Millions of people know the contours of these remote landscapes, their typical characters, story lines, corruptions and challenges. If you build a passionate and highly localized moral landscape, people will come.
David Brooks of the NY Times thinks this is why I know most Springsteen songs by heart, and I could tell you exactly where to find a ballroom that’s Open All Night, or which turn you should to take to go down to Greasy Lake, or find your way out of Jungleland over the Jersey state line.
Certainly, Springsteen’s detailed landscapes helped me to imagine his world, but the universality of his themes - love, work, growing up, failing, getting up and carrying on, leaving home, going back - is what really spoke to me when I didn’t even speak English and could recite all the words of Thunder Road.
When I went to New Jersey for the Glory Days Symposium and did the Springsteen tour of the Jersey Shore (under the expert guidance of Stan Goldstein and Lawrence Kirsch) I marvelled at just how much these places looked exactly like I had imagined, as though Springsteen had photographed each one and sent them to me in private correspondence with a map and a mission to find them.
It was a nicer version of what I experienced the first time I went to New York City and found it exactly as it was in the movies, a mixture of disbelief and disappointment (and, ultimately, rejection: New York City is amazing in so many ways, and yet a place I never warmed to in the way I did with New England, where I felt as though I had found some sort of ancestral home, or San Francisco, a city that truly filled me with wonder).
New Jersey reminded me of home, and I’ll never know the extent to which this is because I grew up listening to Bruce Springsteen in Italy, or because Bruce Springsteen’s America (a place that doesn’t really exist, a place of the imagination as much as it is a real, traceable, geographical place) is really not that different from my homeland (a place that I can only experience filtered through memory and other kinds of distorting mirrors).

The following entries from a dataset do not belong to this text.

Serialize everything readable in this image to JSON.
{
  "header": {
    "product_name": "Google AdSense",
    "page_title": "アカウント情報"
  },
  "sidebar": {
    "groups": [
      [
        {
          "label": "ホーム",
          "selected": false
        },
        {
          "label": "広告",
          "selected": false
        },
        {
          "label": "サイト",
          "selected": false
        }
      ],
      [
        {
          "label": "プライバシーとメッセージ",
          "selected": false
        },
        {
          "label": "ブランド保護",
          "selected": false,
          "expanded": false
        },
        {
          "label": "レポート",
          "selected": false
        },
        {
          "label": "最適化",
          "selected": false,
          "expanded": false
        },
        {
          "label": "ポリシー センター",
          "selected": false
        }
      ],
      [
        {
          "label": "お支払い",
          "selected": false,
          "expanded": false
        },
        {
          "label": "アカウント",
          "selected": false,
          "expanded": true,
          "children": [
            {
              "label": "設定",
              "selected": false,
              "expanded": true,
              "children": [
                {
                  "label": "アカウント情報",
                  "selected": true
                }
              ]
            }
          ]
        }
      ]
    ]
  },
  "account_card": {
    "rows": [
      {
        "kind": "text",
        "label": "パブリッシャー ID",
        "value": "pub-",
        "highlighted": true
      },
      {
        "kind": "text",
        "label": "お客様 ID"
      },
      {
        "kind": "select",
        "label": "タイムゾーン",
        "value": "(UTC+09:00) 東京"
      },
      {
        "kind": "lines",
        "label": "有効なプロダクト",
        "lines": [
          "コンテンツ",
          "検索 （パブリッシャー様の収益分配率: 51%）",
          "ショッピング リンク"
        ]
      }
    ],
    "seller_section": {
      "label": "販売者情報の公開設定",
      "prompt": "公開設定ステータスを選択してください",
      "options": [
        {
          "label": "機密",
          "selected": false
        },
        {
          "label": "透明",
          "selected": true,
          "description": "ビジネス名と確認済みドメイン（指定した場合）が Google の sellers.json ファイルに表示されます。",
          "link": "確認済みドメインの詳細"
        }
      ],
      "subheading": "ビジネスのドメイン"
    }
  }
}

But the devil’s in the details, a Jersey devil, no less: the time I got lost driving in Asbury Park I found my bearings by a road sign announcing Kingsley Avenue - and right there where I was chasing something in the night, at the end of the road, I found an Italian restaurant.